> **INSTRUCTIONS TO FOLLOW**
In your copy of the data, keep every word exact and include no pictures.

(Records from a data source)

•••

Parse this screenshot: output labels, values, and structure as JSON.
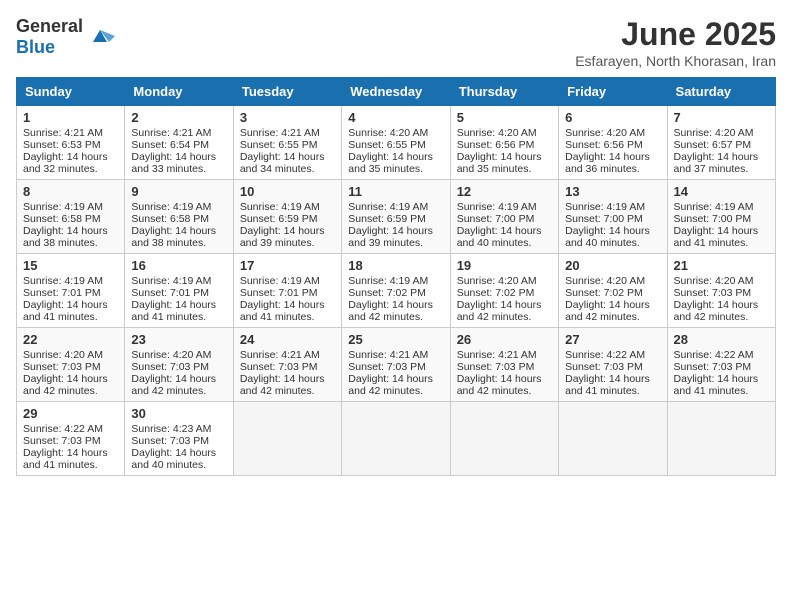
{
  "header": {
    "logo_general": "General",
    "logo_blue": "Blue",
    "month_year": "June 2025",
    "location": "Esfarayen, North Khorasan, Iran"
  },
  "weekdays": [
    "Sunday",
    "Monday",
    "Tuesday",
    "Wednesday",
    "Thursday",
    "Friday",
    "Saturday"
  ],
  "weeks": [
    [
      {
        "day": "1",
        "lines": [
          "Sunrise: 4:21 AM",
          "Sunset: 6:53 PM",
          "Daylight: 14 hours",
          "and 32 minutes."
        ]
      },
      {
        "day": "2",
        "lines": [
          "Sunrise: 4:21 AM",
          "Sunset: 6:54 PM",
          "Daylight: 14 hours",
          "and 33 minutes."
        ]
      },
      {
        "day": "3",
        "lines": [
          "Sunrise: 4:21 AM",
          "Sunset: 6:55 PM",
          "Daylight: 14 hours",
          "and 34 minutes."
        ]
      },
      {
        "day": "4",
        "lines": [
          "Sunrise: 4:20 AM",
          "Sunset: 6:55 PM",
          "Daylight: 14 hours",
          "and 35 minutes."
        ]
      },
      {
        "day": "5",
        "lines": [
          "Sunrise: 4:20 AM",
          "Sunset: 6:56 PM",
          "Daylight: 14 hours",
          "and 35 minutes."
        ]
      },
      {
        "day": "6",
        "lines": [
          "Sunrise: 4:20 AM",
          "Sunset: 6:56 PM",
          "Daylight: 14 hours",
          "and 36 minutes."
        ]
      },
      {
        "day": "7",
        "lines": [
          "Sunrise: 4:20 AM",
          "Sunset: 6:57 PM",
          "Daylight: 14 hours",
          "and 37 minutes."
        ]
      }
    ],
    [
      {
        "day": "8",
        "lines": [
          "Sunrise: 4:19 AM",
          "Sunset: 6:58 PM",
          "Daylight: 14 hours",
          "and 38 minutes."
        ]
      },
      {
        "day": "9",
        "lines": [
          "Sunrise: 4:19 AM",
          "Sunset: 6:58 PM",
          "Daylight: 14 hours",
          "and 38 minutes."
        ]
      },
      {
        "day": "10",
        "lines": [
          "Sunrise: 4:19 AM",
          "Sunset: 6:59 PM",
          "Daylight: 14 hours",
          "and 39 minutes."
        ]
      },
      {
        "day": "11",
        "lines": [
          "Sunrise: 4:19 AM",
          "Sunset: 6:59 PM",
          "Daylight: 14 hours",
          "and 39 minutes."
        ]
      },
      {
        "day": "12",
        "lines": [
          "Sunrise: 4:19 AM",
          "Sunset: 7:00 PM",
          "Daylight: 14 hours",
          "and 40 minutes."
        ]
      },
      {
        "day": "13",
        "lines": [
          "Sunrise: 4:19 AM",
          "Sunset: 7:00 PM",
          "Daylight: 14 hours",
          "and 40 minutes."
        ]
      },
      {
        "day": "14",
        "lines": [
          "Sunrise: 4:19 AM",
          "Sunset: 7:00 PM",
          "Daylight: 14 hours",
          "and 41 minutes."
        ]
      }
    ],
    [
      {
        "day": "15",
        "lines": [
          "Sunrise: 4:19 AM",
          "Sunset: 7:01 PM",
          "Daylight: 14 hours",
          "and 41 minutes."
        ]
      },
      {
        "day": "16",
        "lines": [
          "Sunrise: 4:19 AM",
          "Sunset: 7:01 PM",
          "Daylight: 14 hours",
          "and 41 minutes."
        ]
      },
      {
        "day": "17",
        "lines": [
          "Sunrise: 4:19 AM",
          "Sunset: 7:01 PM",
          "Daylight: 14 hours",
          "and 41 minutes."
        ]
      },
      {
        "day": "18",
        "lines": [
          "Sunrise: 4:19 AM",
          "Sunset: 7:02 PM",
          "Daylight: 14 hours",
          "and 42 minutes."
        ]
      },
      {
        "day": "19",
        "lines": [
          "Sunrise: 4:20 AM",
          "Sunset: 7:02 PM",
          "Daylight: 14 hours",
          "and 42 minutes."
        ]
      },
      {
        "day": "20",
        "lines": [
          "Sunrise: 4:20 AM",
          "Sunset: 7:02 PM",
          "Daylight: 14 hours",
          "and 42 minutes."
        ]
      },
      {
        "day": "21",
        "lines": [
          "Sunrise: 4:20 AM",
          "Sunset: 7:03 PM",
          "Daylight: 14 hours",
          "and 42 minutes."
        ]
      }
    ],
    [
      {
        "day": "22",
        "lines": [
          "Sunrise: 4:20 AM",
          "Sunset: 7:03 PM",
          "Daylight: 14 hours",
          "and 42 minutes."
        ]
      },
      {
        "day": "23",
        "lines": [
          "Sunrise: 4:20 AM",
          "Sunset: 7:03 PM",
          "Daylight: 14 hours",
          "and 42 minutes."
        ]
      },
      {
        "day": "24",
        "lines": [
          "Sunrise: 4:21 AM",
          "Sunset: 7:03 PM",
          "Daylight: 14 hours",
          "and 42 minutes."
        ]
      },
      {
        "day": "25",
        "lines": [
          "Sunrise: 4:21 AM",
          "Sunset: 7:03 PM",
          "Daylight: 14 hours",
          "and 42 minutes."
        ]
      },
      {
        "day": "26",
        "lines": [
          "Sunrise: 4:21 AM",
          "Sunset: 7:03 PM",
          "Daylight: 14 hours",
          "and 42 minutes."
        ]
      },
      {
        "day": "27",
        "lines": [
          "Sunrise: 4:22 AM",
          "Sunset: 7:03 PM",
          "Daylight: 14 hours",
          "and 41 minutes."
        ]
      },
      {
        "day": "28",
        "lines": [
          "Sunrise: 4:22 AM",
          "Sunset: 7:03 PM",
          "Daylight: 14 hours",
          "and 41 minutes."
        ]
      }
    ],
    [
      {
        "day": "29",
        "lines": [
          "Sunrise: 4:22 AM",
          "Sunset: 7:03 PM",
          "Daylight: 14 hours",
          "and 41 minutes."
        ]
      },
      {
        "day": "30",
        "lines": [
          "Sunrise: 4:23 AM",
          "Sunset: 7:03 PM",
          "Daylight: 14 hours",
          "and 40 minutes."
        ]
      },
      {
        "day": "",
        "lines": []
      },
      {
        "day": "",
        "lines": []
      },
      {
        "day": "",
        "lines": []
      },
      {
        "day": "",
        "lines": []
      },
      {
        "day": "",
        "lines": []
      }
    ]
  ]
}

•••

> **WRITTEN RESPONSE**
Parse this screenshot: output labels, values, and structure as JSON.
{
  "header": {
    "logo_general": "General",
    "logo_blue": "Blue",
    "month_year": "June 2025",
    "location": "Esfarayen, North Khorasan, Iran"
  },
  "weekdays": [
    "Sunday",
    "Monday",
    "Tuesday",
    "Wednesday",
    "Thursday",
    "Friday",
    "Saturday"
  ],
  "weeks": [
    [
      {
        "day": "1",
        "lines": [
          "Sunrise: 4:21 AM",
          "Sunset: 6:53 PM",
          "Daylight: 14 hours",
          "and 32 minutes."
        ]
      },
      {
        "day": "2",
        "lines": [
          "Sunrise: 4:21 AM",
          "Sunset: 6:54 PM",
          "Daylight: 14 hours",
          "and 33 minutes."
        ]
      },
      {
        "day": "3",
        "lines": [
          "Sunrise: 4:21 AM",
          "Sunset: 6:55 PM",
          "Daylight: 14 hours",
          "and 34 minutes."
        ]
      },
      {
        "day": "4",
        "lines": [
          "Sunrise: 4:20 AM",
          "Sunset: 6:55 PM",
          "Daylight: 14 hours",
          "and 35 minutes."
        ]
      },
      {
        "day": "5",
        "lines": [
          "Sunrise: 4:20 AM",
          "Sunset: 6:56 PM",
          "Daylight: 14 hours",
          "and 35 minutes."
        ]
      },
      {
        "day": "6",
        "lines": [
          "Sunrise: 4:20 AM",
          "Sunset: 6:56 PM",
          "Daylight: 14 hours",
          "and 36 minutes."
        ]
      },
      {
        "day": "7",
        "lines": [
          "Sunrise: 4:20 AM",
          "Sunset: 6:57 PM",
          "Daylight: 14 hours",
          "and 37 minutes."
        ]
      }
    ],
    [
      {
        "day": "8",
        "lines": [
          "Sunrise: 4:19 AM",
          "Sunset: 6:58 PM",
          "Daylight: 14 hours",
          "and 38 minutes."
        ]
      },
      {
        "day": "9",
        "lines": [
          "Sunrise: 4:19 AM",
          "Sunset: 6:58 PM",
          "Daylight: 14 hours",
          "and 38 minutes."
        ]
      },
      {
        "day": "10",
        "lines": [
          "Sunrise: 4:19 AM",
          "Sunset: 6:59 PM",
          "Daylight: 14 hours",
          "and 39 minutes."
        ]
      },
      {
        "day": "11",
        "lines": [
          "Sunrise: 4:19 AM",
          "Sunset: 6:59 PM",
          "Daylight: 14 hours",
          "and 39 minutes."
        ]
      },
      {
        "day": "12",
        "lines": [
          "Sunrise: 4:19 AM",
          "Sunset: 7:00 PM",
          "Daylight: 14 hours",
          "and 40 minutes."
        ]
      },
      {
        "day": "13",
        "lines": [
          "Sunrise: 4:19 AM",
          "Sunset: 7:00 PM",
          "Daylight: 14 hours",
          "and 40 minutes."
        ]
      },
      {
        "day": "14",
        "lines": [
          "Sunrise: 4:19 AM",
          "Sunset: 7:00 PM",
          "Daylight: 14 hours",
          "and 41 minutes."
        ]
      }
    ],
    [
      {
        "day": "15",
        "lines": [
          "Sunrise: 4:19 AM",
          "Sunset: 7:01 PM",
          "Daylight: 14 hours",
          "and 41 minutes."
        ]
      },
      {
        "day": "16",
        "lines": [
          "Sunrise: 4:19 AM",
          "Sunset: 7:01 PM",
          "Daylight: 14 hours",
          "and 41 minutes."
        ]
      },
      {
        "day": "17",
        "lines": [
          "Sunrise: 4:19 AM",
          "Sunset: 7:01 PM",
          "Daylight: 14 hours",
          "and 41 minutes."
        ]
      },
      {
        "day": "18",
        "lines": [
          "Sunrise: 4:19 AM",
          "Sunset: 7:02 PM",
          "Daylight: 14 hours",
          "and 42 minutes."
        ]
      },
      {
        "day": "19",
        "lines": [
          "Sunrise: 4:20 AM",
          "Sunset: 7:02 PM",
          "Daylight: 14 hours",
          "and 42 minutes."
        ]
      },
      {
        "day": "20",
        "lines": [
          "Sunrise: 4:20 AM",
          "Sunset: 7:02 PM",
          "Daylight: 14 hours",
          "and 42 minutes."
        ]
      },
      {
        "day": "21",
        "lines": [
          "Sunrise: 4:20 AM",
          "Sunset: 7:03 PM",
          "Daylight: 14 hours",
          "and 42 minutes."
        ]
      }
    ],
    [
      {
        "day": "22",
        "lines": [
          "Sunrise: 4:20 AM",
          "Sunset: 7:03 PM",
          "Daylight: 14 hours",
          "and 42 minutes."
        ]
      },
      {
        "day": "23",
        "lines": [
          "Sunrise: 4:20 AM",
          "Sunset: 7:03 PM",
          "Daylight: 14 hours",
          "and 42 minutes."
        ]
      },
      {
        "day": "24",
        "lines": [
          "Sunrise: 4:21 AM",
          "Sunset: 7:03 PM",
          "Daylight: 14 hours",
          "and 42 minutes."
        ]
      },
      {
        "day": "25",
        "lines": [
          "Sunrise: 4:21 AM",
          "Sunset: 7:03 PM",
          "Daylight: 14 hours",
          "and 42 minutes."
        ]
      },
      {
        "day": "26",
        "lines": [
          "Sunrise: 4:21 AM",
          "Sunset: 7:03 PM",
          "Daylight: 14 hours",
          "and 42 minutes."
        ]
      },
      {
        "day": "27",
        "lines": [
          "Sunrise: 4:22 AM",
          "Sunset: 7:03 PM",
          "Daylight: 14 hours",
          "and 41 minutes."
        ]
      },
      {
        "day": "28",
        "lines": [
          "Sunrise: 4:22 AM",
          "Sunset: 7:03 PM",
          "Daylight: 14 hours",
          "and 41 minutes."
        ]
      }
    ],
    [
      {
        "day": "29",
        "lines": [
          "Sunrise: 4:22 AM",
          "Sunset: 7:03 PM",
          "Daylight: 14 hours",
          "and 41 minutes."
        ]
      },
      {
        "day": "30",
        "lines": [
          "Sunrise: 4:23 AM",
          "Sunset: 7:03 PM",
          "Daylight: 14 hours",
          "and 40 minutes."
        ]
      },
      {
        "day": "",
        "lines": []
      },
      {
        "day": "",
        "lines": []
      },
      {
        "day": "",
        "lines": []
      },
      {
        "day": "",
        "lines": []
      },
      {
        "day": "",
        "lines": []
      }
    ]
  ]
}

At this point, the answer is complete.